Ad-Hoc, Hotspot, Tethering, three words you keep seeing. Three expressions everyone but you seem to know what is. In one of my more popular articles here on mintywhite we deal with setting up your Windows 7 computer as a Wi-Fi Hotspot. In the comments, one of our readers (who probably felt a bit awkward) asked if a HotSpot is the same thing as an Ad-Hoc. Hmm… Let’s explore this topic. After you read this, you might want to tell me to change the name of the before mentioned article to: “Set Windows 7 as WiFi Ad-Hoc” but I’ll explain a bit further down, why I chose the word HotSpot.
The short answer
The short answer is (in the words of Aerosmith): Hotspot is like Ad-Hoc, but not quite. Okay Aerosmith never said it like that, but if you know which song I’m referring too, leave your answer in the comment. HotSpot and Ad-Hoc can both be used to share your internet connection, and in some respect they are two of the same. They differ in what they are intended for.
The slightly longer answer
First, let me try to define what an Ad-Hoc and a HotSpot is:
Generally speaking, a HotSpot is what you are using when accessing Internet when you’re at a Café or a Hotel. Usually you need a username and/or password to log on through a web-Portal to be able to connect to the Internet. HotSpot requires a Wi-Fi connection and works like your Wi-Fi Network at home. The HotSpot will normally only allow you to use the Internet. Not interact with other computers or gadgets using the same HotSpot.
The Ad-Hoc is a wireless network without the need of a big Server, or a Router. A Router is preferable the easiest way to go, but you are able to do without. Ad-Hoc rely on each computers Wi-Fi Card to set up and Connect to other computers through one of the other, which for the sake of argument, is the Server (or main Computer). If this Computer has a Wireless Internet (USB modem etc.) then the Ad-Hoc Network can share the Internet Connection as well.

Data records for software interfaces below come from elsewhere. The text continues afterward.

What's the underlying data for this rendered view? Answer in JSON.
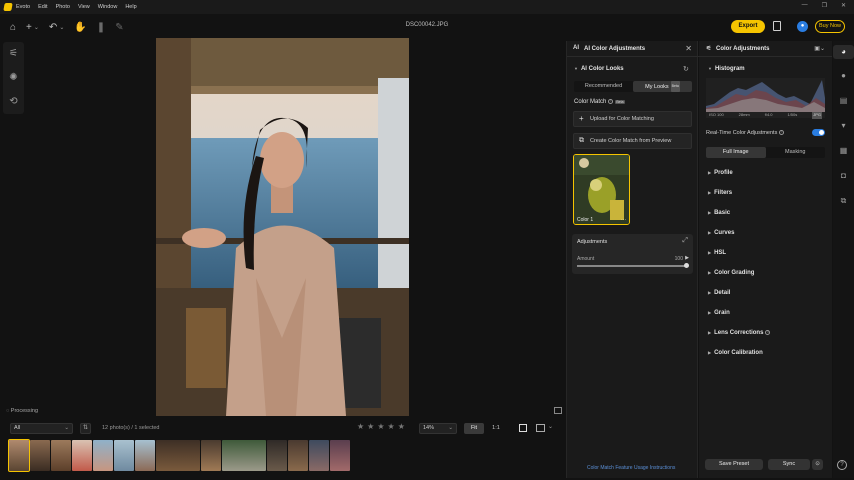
{
  "menubar": {
    "items": [
      "Evoto",
      "Edit",
      "Photo",
      "View",
      "Window",
      "Help"
    ],
    "window_controls": [
      "—",
      "❐",
      "✕"
    ]
  },
  "toolbar": {
    "file_name": "DSC00042.JPG",
    "export_label": "Export",
    "buy_label": "Buy Now",
    "accent_color": "#f5c400"
  },
  "canvas": {
    "status": "Processing"
  },
  "filmstrip": {
    "filter_value": "All",
    "count_text": "12 photo(s) / 1 selected",
    "zoom_value": "14%",
    "fit_label": "Fit",
    "one_to_one_label": "1:1",
    "thumb_count": 14
  },
  "ai_panel": {
    "title": "AI Color Adjustments",
    "section_title": "AI Color Looks",
    "tabs": [
      "Recommended",
      "My Looks"
    ],
    "beta_badge": "Beta",
    "color_match_label": "Color Match",
    "upload_label": "Upload for Color Matching",
    "create_label": "Create Color Match from Preview",
    "look_label": "Color 1",
    "look_more": "···",
    "adjustments_title": "Adjustments",
    "amount_label": "Amount",
    "amount_value": "100",
    "amount_fraction": 1.0,
    "instructions_link": "Color Match Feature Usage Instructions"
  },
  "color_panel": {
    "title": "Color Adjustments",
    "histogram_title": "Histogram",
    "meta": [
      "ISO 100",
      "28mm",
      "f/4.0",
      "1/50s",
      "JPG"
    ],
    "realtime_label": "Real-Time Color Adjustments",
    "realtime_on": true,
    "tabs": [
      "Full Image",
      "Masking"
    ],
    "sections": [
      "Profile",
      "Filters",
      "Basic",
      "Curves",
      "HSL",
      "Color Grading",
      "Detail",
      "Grain",
      "Lens Corrections",
      "Color Calibration"
    ],
    "save_preset_label": "Save Preset",
    "sync_label": "Sync",
    "help": "?"
  }
}
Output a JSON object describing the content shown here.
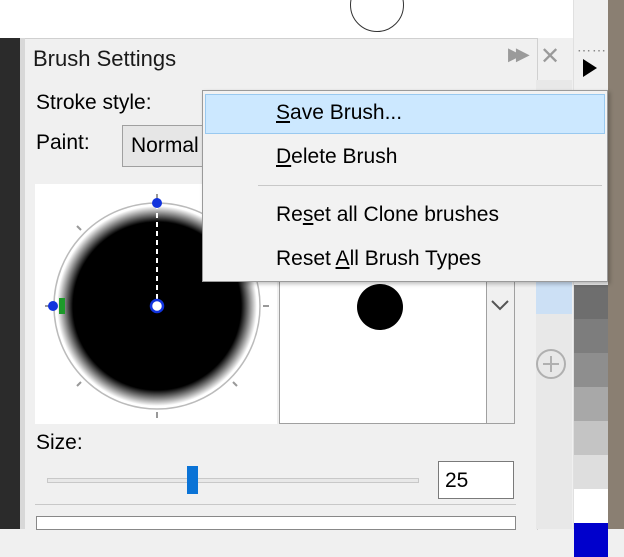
{
  "panel": {
    "title": "Brush Settings",
    "stroke_style_label": "Stroke style:",
    "paint_label": "Paint:",
    "paint_value": "Normal",
    "size_label": "Size:",
    "size_value": "25",
    "size_fraction": 0.39
  },
  "context_menu": {
    "items": [
      {
        "mn": "S",
        "rest": "ave Brush..."
      },
      {
        "mn": "D",
        "rest": "elete Brush"
      },
      {
        "pre": "Re",
        "mn": "s",
        "rest": "et all Clone brushes"
      },
      {
        "pre": "Reset ",
        "mn": "A",
        "rest": "ll Brush Types"
      }
    ]
  },
  "icons": {
    "fast_forward": "fast-forward-icon",
    "close": "close-icon",
    "play": "play-arrow-icon",
    "add": "plus-circle-icon",
    "chevron": "chevron-down-icon"
  },
  "colors": {
    "accent": "#0a73d6",
    "menu_highlight": "#cce8ff",
    "swatches": [
      "#6e6e6e",
      "#7d7d7d",
      "#8e8e8e",
      "#a8a8a8",
      "#c4c4c4",
      "#dedede",
      "#ffffff",
      "#0000cc"
    ]
  }
}
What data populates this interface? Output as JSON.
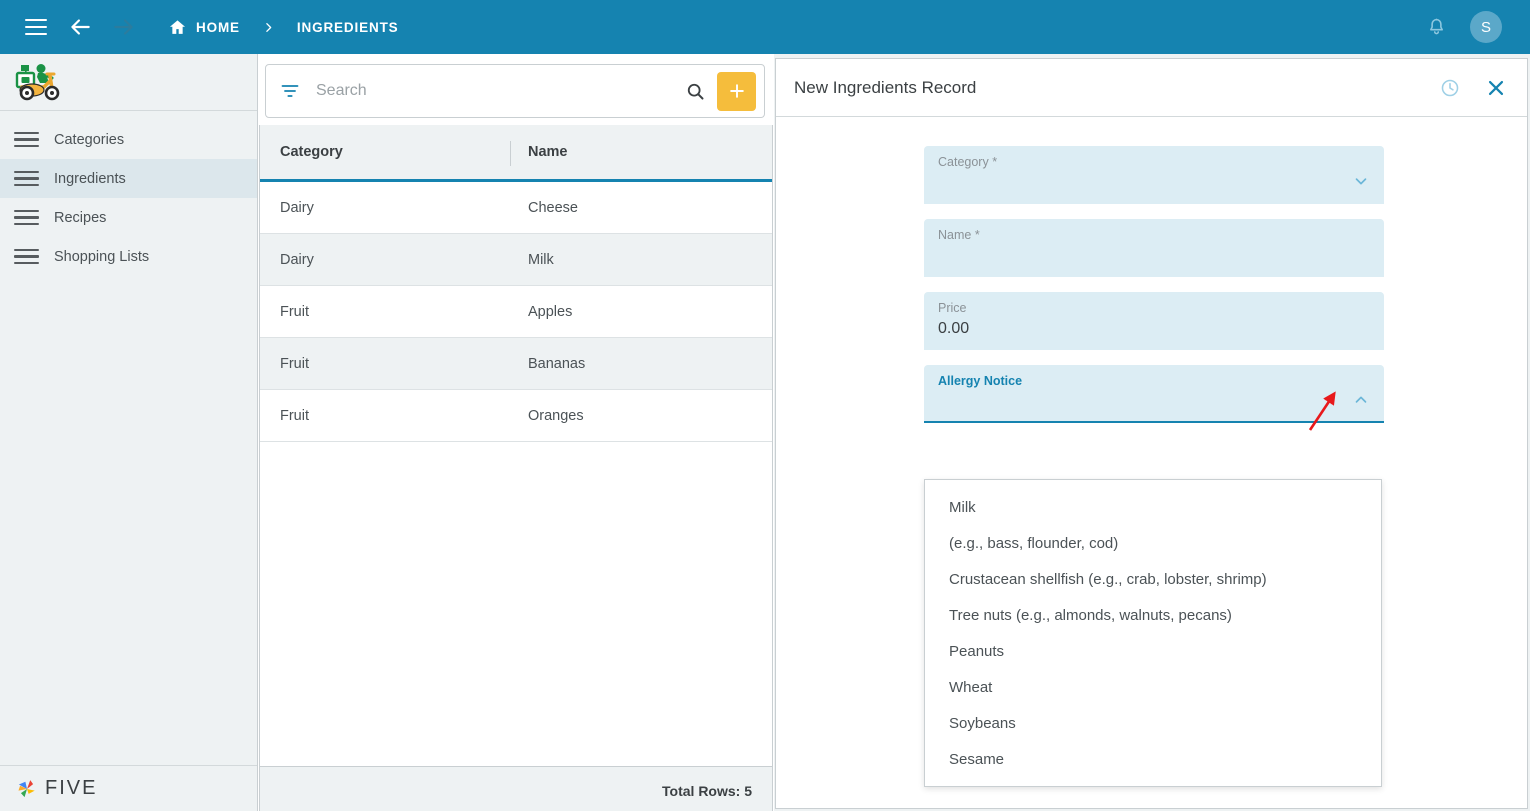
{
  "topbar": {
    "menu_icon": "hamburger-menu-icon",
    "back_icon": "arrow-back-icon",
    "forward_icon": "arrow-forward-icon",
    "home_icon": "home-icon",
    "breadcrumb": [
      {
        "label": "HOME"
      },
      {
        "label": "INGREDIENTS"
      }
    ],
    "notification_icon": "bell-icon",
    "avatar_initial": "S",
    "background_color": "#1583b0"
  },
  "sidebar": {
    "logo": "delivery-scooter-logo",
    "items": [
      {
        "label": "Categories",
        "active": false
      },
      {
        "label": "Ingredients",
        "active": true
      },
      {
        "label": "Recipes",
        "active": false
      },
      {
        "label": "Shopping Lists",
        "active": false
      }
    ],
    "brand": {
      "name": "FIVE",
      "mark": "five-pinwheel-logo"
    },
    "active_color": "#dce7ec"
  },
  "list_panel": {
    "search": {
      "placeholder": "Search",
      "value": "",
      "filter_icon": "filter-icon",
      "search_icon": "search-icon"
    },
    "add_button": {
      "label": "+",
      "icon": "plus-icon",
      "color": "#f5bd3c"
    },
    "table": {
      "columns": [
        "Category",
        "Name"
      ],
      "rows": [
        {
          "category": "Dairy",
          "name": "Cheese"
        },
        {
          "category": "Dairy",
          "name": "Milk"
        },
        {
          "category": "Fruit",
          "name": "Apples"
        },
        {
          "category": "Fruit",
          "name": "Bananas"
        },
        {
          "category": "Fruit",
          "name": "Oranges"
        }
      ],
      "footer": "Total Rows: 5",
      "header_underline_color": "#1583b0"
    }
  },
  "record_panel": {
    "title": "New Ingredients Record",
    "history_icon": "history-clock-icon",
    "close_icon": "close-icon",
    "fields": [
      {
        "label": "Category *",
        "value": "",
        "type": "select",
        "focused": false
      },
      {
        "label": "Name *",
        "value": "",
        "type": "text",
        "focused": false
      },
      {
        "label": "Price",
        "value": "0.00",
        "type": "text",
        "focused": false
      },
      {
        "label": "Allergy Notice",
        "value": "",
        "type": "select",
        "focused": true
      }
    ],
    "dropdown": {
      "open": true,
      "options": [
        "Milk",
        "(e.g., bass, flounder, cod)",
        "Crustacean shellfish (e.g., crab, lobster, shrimp)",
        "Tree nuts (e.g., almonds, walnuts, pecans)",
        "Peanuts",
        "Wheat",
        "Soybeans",
        "Sesame"
      ]
    },
    "field_background": "#dcedf4",
    "focus_color": "#1583b0"
  },
  "annotation": {
    "type": "red-arrow",
    "color": "#e8191b",
    "points_to": "allergy-notice-dropdown-chevron"
  }
}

If you have multiple computers in your household, and all are running Windows 7, you might be using an Ad-Hoc Network already, otherwise known as HomeGroup. The Ad-Hoc gives you much of the same functionality you would come to expect from a wired network, like Printer- and Filesharing.
I did promise an answer to my choice of title
The answer is simple. The main purpose of the article in mind, was to let other computers share your internet Connection. Not dealing with all the hassle with security, sharing, permissions etc. Though arguably you do the same as setting up an Ad-Hoc Network, you are only giving away Internet Access. And, besides, Rich would have a handful of 404 errors to handle If I were to change it now.
Tethering is a word that began surfacing around 2009 when SmartPhones started appearing. In short, Tethering is using your phone (or other device) as an Internet Modem through an USB-Cable, Bluetooth or Wi-Fi Connection. Allowing your Laptop to connect to the Internet, no matter where you are. With 3G (and 4G) standards, this is almost as good as using a Wireless Internet, but will in the long run cost your more. But for that one desperate moment when you really need Internet – well, then that is a great solution.
Be aware that some Internet providers require you to sign up for an extra Tethering Service if you want to connect more than one device to their service.
The technique is by far new, and has been available before the world even knew what a SmartPhone is. But back then, it was called: “Using your Cellphone as modem” or something similar.